What “strength” has meant over the past five years has been strength at imposing decisions made elsewhere – by the Troika collectively, by the EU or ECB individually, by “the markets” or in some sweetheart deal with multinationals – on a population which has been increasingly recalcitrant. Not strength in representing our interests, but strength in riding roughshod over our interests and our resistance. A strong government is not our friend if it is on the right (and there is no real chance of anything else in the next Dáil).
Conversely, on all recent opinion polls a weak right-wing government is almost certainly the least bad outcome we can hope for, whether that be a coalition of FG, Lab, SDs and independents or – on different numbers and backroom deals – FG in some sort of arrangement with FF (minority government? government of national unity?) The reason for this is that a weak government is one which is less cohesive, and less effective at imposing other people’s interests in the face of our resistance.
I don’t want to overstate the case for this – even a weak government will pull together and ignore all possible popular resistance to, for example, the US military use of Shannon or Shell’s presence in Erris, and will continue to stand over whatever violence is required. However, not every issue will be so easy to handle. Water charges stand at the head of the list of a series of impositions by recent “strong governments” which may prove far more politically problematic for a “weak government”.
At its simplest, a “weak government” is one which will have to pay far more attention to social movements and popular pressure; it will have fewer rewards to offer for loyalty and will have less scope to threaten internal “dissidents” within what is likely to be a fairly thin majority.

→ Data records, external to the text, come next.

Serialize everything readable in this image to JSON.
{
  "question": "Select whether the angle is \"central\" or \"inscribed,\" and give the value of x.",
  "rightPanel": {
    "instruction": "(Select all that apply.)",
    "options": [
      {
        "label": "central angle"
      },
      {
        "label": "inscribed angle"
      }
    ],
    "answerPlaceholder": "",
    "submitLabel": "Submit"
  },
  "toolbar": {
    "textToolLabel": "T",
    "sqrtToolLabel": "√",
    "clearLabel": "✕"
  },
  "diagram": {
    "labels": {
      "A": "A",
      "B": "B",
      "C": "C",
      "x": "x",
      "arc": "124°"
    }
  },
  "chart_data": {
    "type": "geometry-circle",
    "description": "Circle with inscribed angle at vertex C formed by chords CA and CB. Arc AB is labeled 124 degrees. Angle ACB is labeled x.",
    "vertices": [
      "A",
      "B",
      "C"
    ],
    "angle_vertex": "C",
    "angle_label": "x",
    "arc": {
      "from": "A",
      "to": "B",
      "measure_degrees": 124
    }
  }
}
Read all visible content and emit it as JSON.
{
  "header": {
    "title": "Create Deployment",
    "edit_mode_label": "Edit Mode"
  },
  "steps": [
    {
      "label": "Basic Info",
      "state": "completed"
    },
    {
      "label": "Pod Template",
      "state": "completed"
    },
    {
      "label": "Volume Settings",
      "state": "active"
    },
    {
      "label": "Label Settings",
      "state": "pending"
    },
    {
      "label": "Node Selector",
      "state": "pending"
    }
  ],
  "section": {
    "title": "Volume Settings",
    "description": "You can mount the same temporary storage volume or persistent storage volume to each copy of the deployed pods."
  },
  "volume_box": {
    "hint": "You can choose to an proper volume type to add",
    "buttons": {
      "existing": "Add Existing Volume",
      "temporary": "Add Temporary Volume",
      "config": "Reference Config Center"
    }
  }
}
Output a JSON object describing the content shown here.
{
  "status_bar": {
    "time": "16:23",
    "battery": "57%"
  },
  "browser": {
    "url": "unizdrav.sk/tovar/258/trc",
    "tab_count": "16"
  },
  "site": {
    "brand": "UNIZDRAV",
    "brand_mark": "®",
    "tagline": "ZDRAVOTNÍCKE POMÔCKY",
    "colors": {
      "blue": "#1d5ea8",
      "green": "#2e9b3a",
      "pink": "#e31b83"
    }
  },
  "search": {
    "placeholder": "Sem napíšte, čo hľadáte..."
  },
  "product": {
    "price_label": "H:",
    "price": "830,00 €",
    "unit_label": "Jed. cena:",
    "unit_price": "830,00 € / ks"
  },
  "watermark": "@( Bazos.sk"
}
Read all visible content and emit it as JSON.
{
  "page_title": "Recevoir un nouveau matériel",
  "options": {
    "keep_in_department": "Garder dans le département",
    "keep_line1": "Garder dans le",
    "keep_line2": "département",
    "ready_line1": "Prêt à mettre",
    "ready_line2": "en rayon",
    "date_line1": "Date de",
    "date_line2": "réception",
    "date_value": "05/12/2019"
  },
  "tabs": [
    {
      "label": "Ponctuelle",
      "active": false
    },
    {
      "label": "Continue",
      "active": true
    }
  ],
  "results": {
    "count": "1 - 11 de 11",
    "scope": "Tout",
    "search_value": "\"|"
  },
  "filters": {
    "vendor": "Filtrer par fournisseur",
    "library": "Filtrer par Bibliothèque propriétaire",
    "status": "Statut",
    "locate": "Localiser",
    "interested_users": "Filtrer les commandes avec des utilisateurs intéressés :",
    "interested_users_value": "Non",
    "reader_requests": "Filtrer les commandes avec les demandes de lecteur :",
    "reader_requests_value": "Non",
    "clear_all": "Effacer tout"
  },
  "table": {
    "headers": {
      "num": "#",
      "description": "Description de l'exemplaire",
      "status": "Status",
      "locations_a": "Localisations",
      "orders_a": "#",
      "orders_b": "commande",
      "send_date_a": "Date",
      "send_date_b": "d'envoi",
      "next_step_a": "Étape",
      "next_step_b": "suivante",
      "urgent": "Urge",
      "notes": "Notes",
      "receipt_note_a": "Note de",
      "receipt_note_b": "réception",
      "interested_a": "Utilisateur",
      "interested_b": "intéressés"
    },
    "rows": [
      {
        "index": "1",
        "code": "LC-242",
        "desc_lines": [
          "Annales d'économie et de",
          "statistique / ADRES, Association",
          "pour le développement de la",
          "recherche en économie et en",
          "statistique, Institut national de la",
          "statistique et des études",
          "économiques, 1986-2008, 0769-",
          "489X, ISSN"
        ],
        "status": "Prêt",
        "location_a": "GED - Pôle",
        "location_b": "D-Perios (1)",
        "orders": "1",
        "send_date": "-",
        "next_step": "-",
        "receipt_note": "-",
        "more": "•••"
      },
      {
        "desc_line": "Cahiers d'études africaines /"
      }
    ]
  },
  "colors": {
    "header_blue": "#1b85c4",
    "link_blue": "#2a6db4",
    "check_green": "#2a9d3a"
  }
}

Indeed, the strategy of “ram the changes through and people will have forgotten in five years’ time” becomes less likely if the government’s lifetime may be considerably shorter.